MOLECULAR ADAPTATION TO ANTI-CANCER CHEMOTHERAPY IN LEUKEMIA Public Deposited

Downloadable Content
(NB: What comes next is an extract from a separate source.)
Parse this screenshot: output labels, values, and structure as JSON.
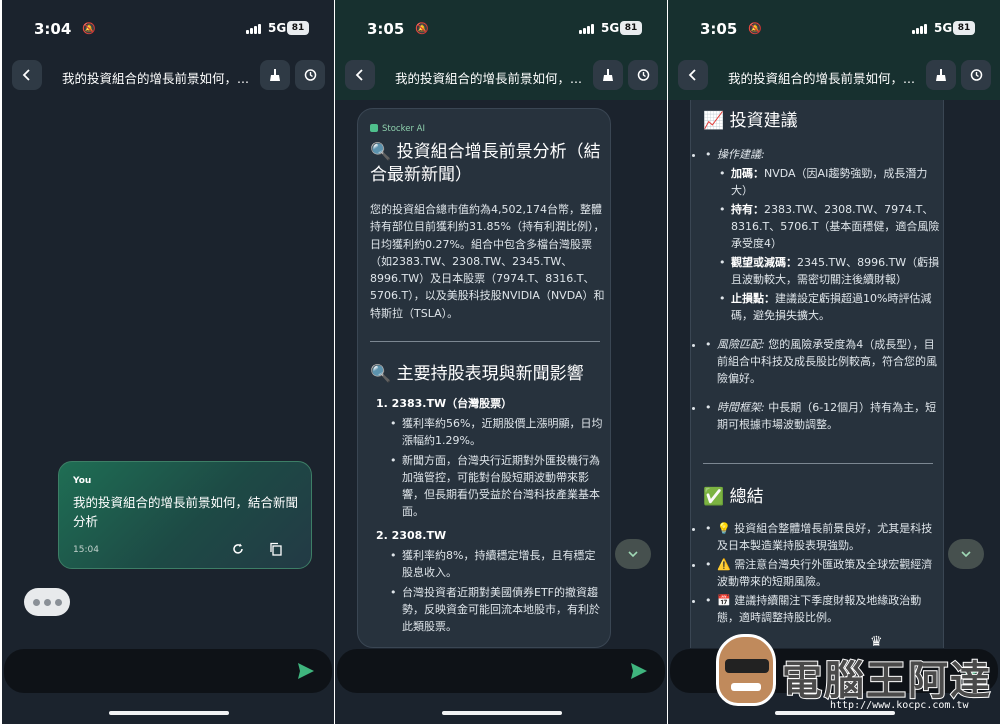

Download PDF
Last Modified
  • March 20, 2019
Creator
  • Zimmerman, Eric
    • Affiliation: School of Medicine, Department of Pharmacology
Abstract
  • Drug resistance to anti-cancer chemotherapy is a significant barrier to the treatment of leukemia patients. Many times, resistance results from molecular adaptation to drug exposure, such as genetic mutation of key enzymes, up-regulation of pro-survival compensatory signaling pathways, and altered drug transport. In this dissertation, we describe two examples of molecular drug resistance in cell models of 1) Ara-C-resistant acute lymphoblastic leukemia (ALL) and 2) imatinib-resistant chronic myelogenous leukemia (CML). First, we determined that nucleoside transport is deficient in the Ara-C-resistant T-cell ALL CCRF-CEM cell line (Ara-C/8C) in comparison to drug-sensitive parental CCRF-CEM cells. Further study found a single point mutation in glycine residue 24 (G24) within equilibrative nucleoside transporter 1 (ENT1), a protein responsible for nucleoside uptake in these cells. Therefore, we tested the ability of G24A, G24R, and G24E ENT1 mutants to transport uridine and Ara-C and localize to the plasma membrane. Our data suggest that mutation of G24 disrupts ENT1 transport activity without altering localization; thus, expression of mutant ENT1 may confer Ara-C resistance in CCRF-CEM AraC/8C cells. In the second portion of the dissertation, we studied the role of Lyn tyrosine kinase (Lyn) in imatinib-resistant CML MYL-R cells. In comparison to drug-sensitive parental MYL cells, Lyn was hyper-active, and loss of Lyn activity sensitized cells to imatinib treatment. We determined that Lyn inhibited miR181 microRNA (miRNA) expression in MYL-R cells at the transcriptional level. In addition, we determined that miR181b targeted the 3' UTR of Mcl-1, a pro-survival protein associated with drug-resistance, resulting in Mcl-1 degradation. Thus, we defined a molecular signaling axis by which Lyn may confer drug resistance in imatinib-resistant CML. We attempted to elucidate the mechanism of Lyn-dependent miR181 expression and found that 1) the transcription factors CREB and STAT5 do not regulate miR181a/b and 2) Lyn may regulate miR181c/d expression through modification of histone acetylation. These studies contribute to our knowledge of drug resistance mechanisms in leukemia and provide novel biomarkers for the identification of drug-resistant cancer.
Date of publication
Keyword
DOI
Resource type
Rights statement
  • In Copyright
Advisor
  • Johnson, Gary
  • Hammond, Scott
  • Graves, Lee
  • Lawrence, David
  • Nicholas, Robert
Degree
  • Doctor of Philosophy
Degree granting institution
  • University of North Carolina at Chapel Hill Graduate School
Graduation year
  • 2011
Language
Parents:

This work has no parents.

Items